:: What is required ::
Restate the entries below word for word, leaving nothing out.

:: Supplied data ::

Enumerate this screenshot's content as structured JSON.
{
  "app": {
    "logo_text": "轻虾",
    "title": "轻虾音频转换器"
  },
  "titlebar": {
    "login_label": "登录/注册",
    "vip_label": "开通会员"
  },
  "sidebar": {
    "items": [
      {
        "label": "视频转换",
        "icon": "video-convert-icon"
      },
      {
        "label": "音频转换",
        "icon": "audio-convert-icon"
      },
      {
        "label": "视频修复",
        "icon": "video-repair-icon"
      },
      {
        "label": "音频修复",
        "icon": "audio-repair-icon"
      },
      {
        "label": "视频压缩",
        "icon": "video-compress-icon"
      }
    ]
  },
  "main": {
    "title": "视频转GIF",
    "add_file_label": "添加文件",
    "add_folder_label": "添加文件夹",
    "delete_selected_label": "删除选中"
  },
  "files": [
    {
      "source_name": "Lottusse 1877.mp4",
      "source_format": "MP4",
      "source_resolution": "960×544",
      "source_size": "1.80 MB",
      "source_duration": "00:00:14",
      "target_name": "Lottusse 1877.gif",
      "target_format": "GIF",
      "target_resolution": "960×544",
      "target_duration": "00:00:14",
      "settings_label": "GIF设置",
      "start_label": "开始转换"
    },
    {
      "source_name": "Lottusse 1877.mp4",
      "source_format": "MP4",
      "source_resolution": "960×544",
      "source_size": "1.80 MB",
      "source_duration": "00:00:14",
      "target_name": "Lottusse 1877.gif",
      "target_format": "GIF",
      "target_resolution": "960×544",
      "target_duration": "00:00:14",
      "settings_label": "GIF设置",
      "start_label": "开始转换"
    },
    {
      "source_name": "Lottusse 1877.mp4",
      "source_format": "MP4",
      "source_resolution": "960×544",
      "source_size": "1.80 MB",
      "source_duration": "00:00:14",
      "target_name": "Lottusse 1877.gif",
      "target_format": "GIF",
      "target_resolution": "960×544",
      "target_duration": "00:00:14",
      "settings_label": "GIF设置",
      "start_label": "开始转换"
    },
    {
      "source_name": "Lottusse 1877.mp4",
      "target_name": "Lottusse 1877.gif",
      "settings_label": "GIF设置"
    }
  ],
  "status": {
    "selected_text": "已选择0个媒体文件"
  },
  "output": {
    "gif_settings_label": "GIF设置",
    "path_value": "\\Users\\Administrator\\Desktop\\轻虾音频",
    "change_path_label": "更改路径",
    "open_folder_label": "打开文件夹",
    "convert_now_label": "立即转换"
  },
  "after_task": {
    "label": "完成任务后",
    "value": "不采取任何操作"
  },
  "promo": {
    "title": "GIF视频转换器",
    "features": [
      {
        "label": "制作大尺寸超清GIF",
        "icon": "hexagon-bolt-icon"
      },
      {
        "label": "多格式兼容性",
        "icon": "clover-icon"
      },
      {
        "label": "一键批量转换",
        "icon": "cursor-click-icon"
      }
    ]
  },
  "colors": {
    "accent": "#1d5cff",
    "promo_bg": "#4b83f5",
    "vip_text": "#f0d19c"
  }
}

:: Solution for this task ::
Enumerate this screenshot's content as structured JSON.
{
  "app": {
    "logo_text": "轻虾",
    "title": "轻虾音频转换器"
  },
  "titlebar": {
    "login_label": "登录/注册",
    "vip_label": "开通会员"
  },
  "sidebar": {
    "items": [
      {
        "label": "视频转换",
        "icon": "video-convert-icon"
      },
      {
        "label": "音频转换",
        "icon": "audio-convert-icon"
      },
      {
        "label": "视频修复",
        "icon": "video-repair-icon"
      },
      {
        "label": "音频修复",
        "icon": "audio-repair-icon"
      },
      {
        "label": "视频压缩",
        "icon": "video-compress-icon"
      }
    ]
  },
  "main": {
    "title": "视频转GIF",
    "add_file_label": "添加文件",
    "add_folder_label": "添加文件夹",
    "delete_selected_label": "删除选中"
  },
  "files": [
    {
      "source_name": "Lottusse 1877.mp4",
      "source_format": "MP4",
      "source_resolution": "960×544",
      "source_size": "1.80 MB",
      "source_duration": "00:00:14",
      "target_name": "Lottusse 1877.gif",
      "target_format": "GIF",
      "target_resolution": "960×544",
      "target_duration": "00:00:14",
      "settings_label": "GIF设置",
      "start_label": "开始转换"
    },
    {
      "source_name": "Lottusse 1877.mp4",
      "source_format": "MP4",
      "source_resolution": "960×544",
      "source_size": "1.80 MB",
      "source_duration": "00:00:14",
      "target_name": "Lottusse 1877.gif",
      "target_format": "GIF",
      "target_resolution": "960×544",
      "target_duration": "00:00:14",
      "settings_label": "GIF设置",
      "start_label": "开始转换"
    },
    {
      "source_name": "Lottusse 1877.mp4",
      "source_format": "MP4",
      "source_resolution": "960×544",
      "source_size": "1.80 MB",
      "source_duration": "00:00:14",
      "target_name": "Lottusse 1877.gif",
      "target_format": "GIF",
      "target_resolution": "960×544",
      "target_duration": "00:00:14",
      "settings_label": "GIF设置",
      "start_label": "开始转换"
    },
    {
      "source_name": "Lottusse 1877.mp4",
      "target_name": "Lottusse 1877.gif",
      "settings_label": "GIF设置"
    }
  ],
  "status": {
    "selected_text": "已选择0个媒体文件"
  },
  "output": {
    "gif_settings_label": "GIF设置",
    "path_value": "\\Users\\Administrator\\Desktop\\轻虾音频",
    "change_path_label": "更改路径",
    "open_folder_label": "打开文件夹",
    "convert_now_label": "立即转换"
  },
  "after_task": {
    "label": "完成任务后",
    "value": "不采取任何操作"
  },
  "promo": {
    "title": "GIF视频转换器",
    "features": [
      {
        "label": "制作大尺寸超清GIF",
        "icon": "hexagon-bolt-icon"
      },
      {
        "label": "多格式兼容性",
        "icon": "clover-icon"
      },
      {
        "label": "一键批量转换",
        "icon": "cursor-click-icon"
      }
    ]
  },
  "colors": {
    "accent": "#1d5cff",
    "promo_bg": "#4b83f5",
    "vip_text": "#f0d19c"
  }
}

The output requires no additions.